The authentic multi-layered casserole with homemade Béchemel Sauce.
Ten over years ago, I took a group of students to Italy. We entered our dimly lit restaurant for the evening, were guided to the back wall of an intimate dining area, and traipsed down a dark narrow staircase ducking through the door and under the low-ceiling into a rustic brick walled dining room. Brightly lit. Wooden tables. Wooden chairs. Red woven cloths. Simple. Sound proof. Lively and perfect for my exuberant group. The Primo was served a bit after we each piled our weary bones onto a chair and settled in. It was the most delicious lasagna I had eaten in my entire life. Freeform. Unforgettable.
Each plate had a scant layer of Bolognese Ragu over an individual handmade sheet of pasta topped with a small ladle of fresh silken buttery Béchamel blanketed by a second layer of the pasta topped with melted ooey-gooey mozzarella cheese. Oh, my. The melt-in-your-mouth tender pasta was bathed in the richly defined flavours of Bologna. The dish was ethereal. Light as a feather, yet rich as one could imagine.
Years later, Vanja and I traveled through Bologna. A cooking class was on the top of my list. Bologna is famous for so many Italian foods: hand made pasta and Bolognese ragu, particularly. The class I had with Mirabelle was unforgettable. I learned how to make that famous pasta and the equally famous Bolognese Ragu. It wasn’t until I was making the ragu again a few weeks ago, mind traveling through the tastes of Italy in the process, that the unforgettable plate of free form lasagna reared its head. Not only could I now make the pasta and the sauce, but I could also make the cheese! That is why the flavours of Italy are so profound. Each part of the dish is made fresh that day. An awakening to a North American tongue.
So I began. Traditionally, this lasagna is a multi-layered dish with a scant portion of the ragu (sauce) between the pasta layers, topped with béchamel and cheese. However, I had a huge basket of tender young spinach leaves from the market greenhouse, and decided to add them to the mix. I think I may have had a couple of more layers of sauce and pasta than illustrated above, but you get the idea. Simple. As long as you have the parts made in advance: the pasta, the ragu, the cheese.
The béchamel adds a lovely textural balance to the dish binding the flavours while supporting the form.
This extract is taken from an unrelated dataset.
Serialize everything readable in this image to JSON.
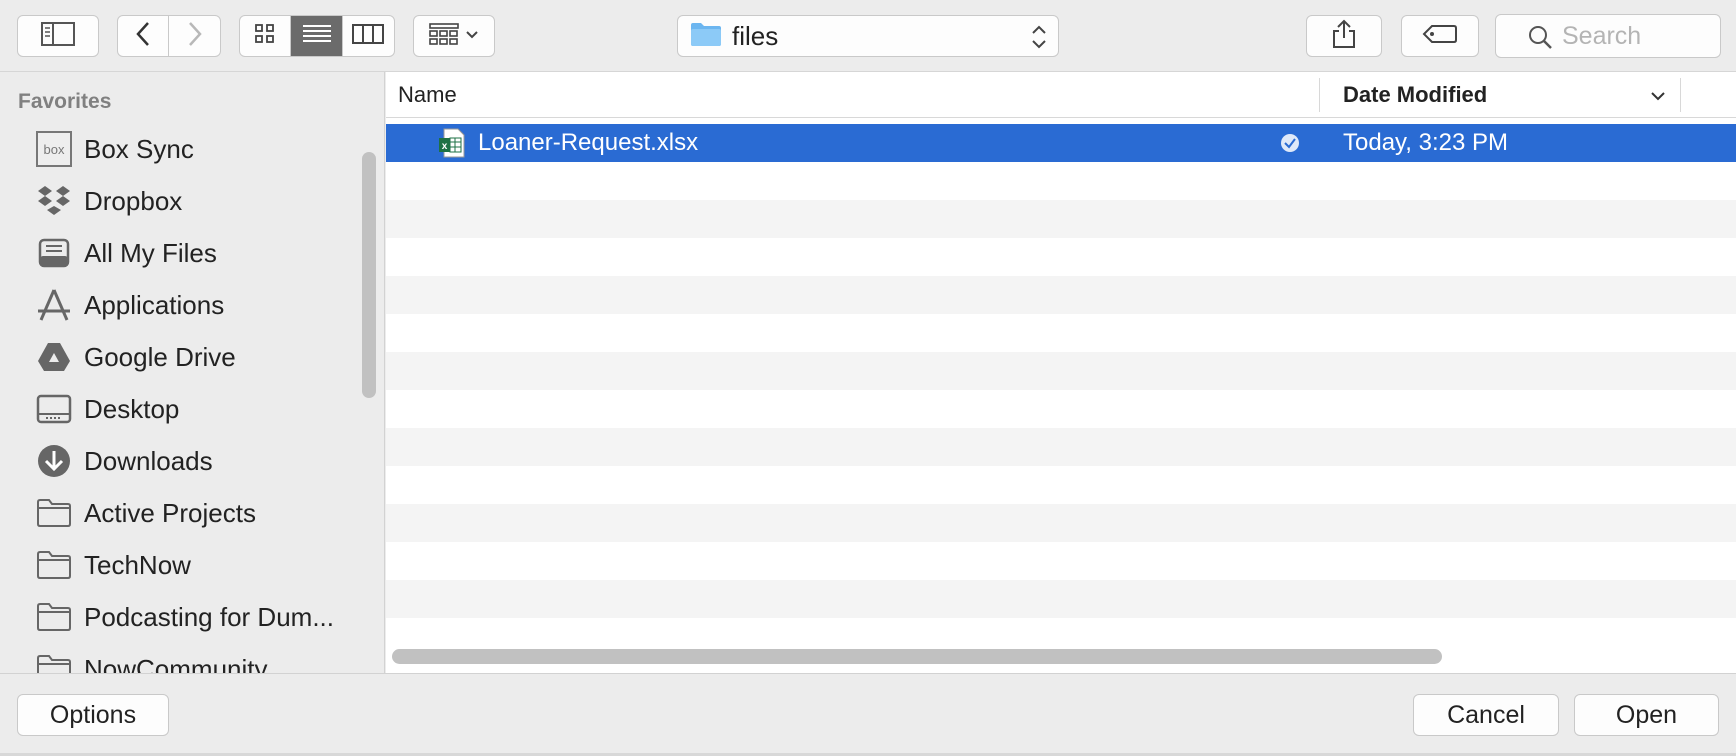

And the little bright orange fatty globules of goodness in the ragu: pillowy pockets bursting with flavour.
The casserole was baked covered loosely with heavy foil to avoid over browning the top and the cheese was added for the last 15 minutes of bake time.
Patience is not a virtue I own. I did it! I did it! I didn’t free form it, but I recreated that taste experience shelved amongst my treasured travel memories. There will be no going back for me after making a lasagna like this. It would be blasphemy.
A feast of photos follow.
Bolognese Lasagna Recipe
- 3 cups Bolognese Ragu (I used 2 bags from my 5 batch portion)
- 1 kilo pasta sheets (of course, you can buy these, too: fresh sheets are a must)
- 2 batches of béchamel sauce (if adding spinach, recipe follows)
- 500g of tender baby spinach leaves, coarsely sliced (if adding)
- 500g mozzarella cheese, shredded
- olive oil for preparing the baking dish
- Preheat the oven to 350°F
- Cover the bottom of a pyrex casserole pan with a thin layer of olive oil
- Cover the bottom of the pan with a layer of pasta, cutting the sheets to just fit into the bottom of the pan
- Arrange 1/2 cup of the ragu evenly, yet sparsely, over the pasta; repeat until there are 7 layers of pasta and 6 layers of the ragu
- Top with one portion béchamel sauce; bake for 60 minutes loosely covered with foil
- Remove from oven, cover top with shredded cheese; return to oven, uncovered and bake for 15 to 20 more minutes until cheese is bubbly and golden around the edges
- Rest for 20 to 30 minutes; slice and serve
Note: If adding the spinach layer, which I strongly recommend, add it after three layers of the ragu and four layers of the pasta and top it with an extra portion of the béchamel sauce; continue with the remainder of the recipe. The spinach layer is then, essentially, in the middle.
Béchamel Sauce (non-traditional) Recipe
- 1/4 cup flour
- 1/4 cup butter
- 2 cups cream or milk (I used cream)
- salt and pepper to taste
- nutmeg, freshly grated (optional)
- Add the flour and butter to a sauce pan on medium high heat; stir to combine, and keep stirring until the flour is “cooked” and the roux begins to form a ball (2 minutes, or so)
- Slowly add in portions of the milk, stirring constantly while adding and between adding liquid
- Once all milk has been added, season to taste and ensure desired consistency has been achieved: if it is too thick, add more liquid, if too runny, cook a little longer
- Pour over pasta or spinach layer, as required.